     4. Whether the tenant for life, or the remainder-man, is to keep. down the interest on incumbrances, see Turn. R. 174; 3 Mer. R. 566; 6 Ves. 99; 4 Ves. 24. See, generally, 14 Vin. Ab. 352; Com. Dig. Chancery, 4 A 10, 4 I. 3; 9 Watts, R. 162.

References in periodicals archive ?
incumbrance. They are unmixed and unconnected with any peculiarities or
By 1920, the Indian Rights Association (IRA) claimed that, thanks to the Clapp Amendments' removal of restrictions upon the sale, incumbrance, or taxation of lands allotted to mixed-descent Anishinaabeg, more than ninety percent of the lands had been lost.
The purchaser of real estate entered into a sales contract providing that the "property was to be conveyed `free from all incumbrances [sic]' except certain ones specified."(43) However, a zoning ordinance was passed prior to entering into the contract.(44) The purchaser did not have any "knowledge of the existence of the resolution, but, nevertheless, both parties were presumed to have such knowledge."(45) The Court of Appeals in Lincoln Trust Co.
It appeared that he had been buying land lately (I think it was a hundred acres), but there was probably an incumbrance to it, somebody else claiming to have bought some grass on it for this year.
Smith's estate is land in the West Indies that needs to be sold in order to pay off "incumbrances." Once the debts are paid, the remaining proceeds of the sale would go to Mrs.
When the mathematician would solve a difficult problem, he first frees the equation of all incumbrances, and reduces it to its simplest terms.
Silas Raymond, Elias Scribner and John London did in the presence of said meeting, give each of them, severally, one acre of land off the adjoining corners of their respective lots to the said church free and clear from all incumbrances for ever, as a privilege to build a Church House thereon.
We now desire that this Road, for the mutual Accommodation and Conveniency of you and us who Travel therein to see each other, may be kept clear and open, free from all Stops and Incumbrances." Kanickhungo then promises to keep the road clear of fallen trees, saying "It is our hearty Desire that it may so continue, while the Earth endureth." He then presents "a Bundle of Skins in the Hair" (Boyd 1938: 6; see 1742 Treaty, Boyd 1938: 33).
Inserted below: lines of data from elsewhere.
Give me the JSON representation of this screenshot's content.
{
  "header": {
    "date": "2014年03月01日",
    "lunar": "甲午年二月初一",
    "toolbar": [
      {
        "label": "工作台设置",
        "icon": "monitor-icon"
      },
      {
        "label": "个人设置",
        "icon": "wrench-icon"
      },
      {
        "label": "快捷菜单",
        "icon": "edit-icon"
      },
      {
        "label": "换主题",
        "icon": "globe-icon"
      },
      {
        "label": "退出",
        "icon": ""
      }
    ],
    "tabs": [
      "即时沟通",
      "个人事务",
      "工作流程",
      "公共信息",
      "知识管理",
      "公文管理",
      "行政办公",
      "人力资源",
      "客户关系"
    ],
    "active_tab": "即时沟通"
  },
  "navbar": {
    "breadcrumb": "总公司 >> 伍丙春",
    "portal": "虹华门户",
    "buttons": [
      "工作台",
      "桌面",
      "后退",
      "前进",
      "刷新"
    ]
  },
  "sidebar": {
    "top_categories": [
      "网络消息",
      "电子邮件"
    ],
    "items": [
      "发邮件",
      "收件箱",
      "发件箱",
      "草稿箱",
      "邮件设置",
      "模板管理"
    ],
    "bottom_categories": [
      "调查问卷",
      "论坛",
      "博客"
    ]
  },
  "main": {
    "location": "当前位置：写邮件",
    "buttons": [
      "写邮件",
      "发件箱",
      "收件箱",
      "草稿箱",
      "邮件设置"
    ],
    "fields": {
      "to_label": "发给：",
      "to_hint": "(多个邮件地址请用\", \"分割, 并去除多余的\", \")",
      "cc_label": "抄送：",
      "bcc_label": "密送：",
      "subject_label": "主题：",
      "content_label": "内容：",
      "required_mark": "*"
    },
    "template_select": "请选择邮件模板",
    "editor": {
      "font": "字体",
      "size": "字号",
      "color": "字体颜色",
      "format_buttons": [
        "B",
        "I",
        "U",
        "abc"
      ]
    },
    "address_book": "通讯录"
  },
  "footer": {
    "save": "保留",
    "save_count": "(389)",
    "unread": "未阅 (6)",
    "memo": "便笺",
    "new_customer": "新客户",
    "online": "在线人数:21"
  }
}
Half-pay officers, Laurens wrote Washington on May 5, would be mocked "as the Drones & incumbrances of Society, [and] pointed at by Boys & Girls--there goes a Man who robs me every Year of part of my pittance" (p.
In extolling Alaska's virtues, the pioneer's allusion to the fur trade, fisheries, and mining served to remind readers of The Bulletin (9 and 11 April 1867) that the purchase of Russian America was of a "territory free of all incumbrances [sic]" because "government [had] paid upwards of $200,000 to extinguish private franchises." The repeal of all former trading rights and rights of exploitation in the territory left the area wide open for American "enterprise."
(8) The bank may provide loans only for the payment or satisfaction of incumbrances on agricultural lands, for the construction of drainage and irrigation works, and for the purchase of fertilizers, agricultural seeds, machinery, implements and animals, and no loan shall be made for non-agricultural purposes (Sec.
Hale: "Still it was unsatisfactory to see how completely her thoughts were turned upon herself and her own position, and this selfishness extended even to her relations with her children, whom she considered as incumbrances, even in the very midst of her somewhat animal affection for them" (p.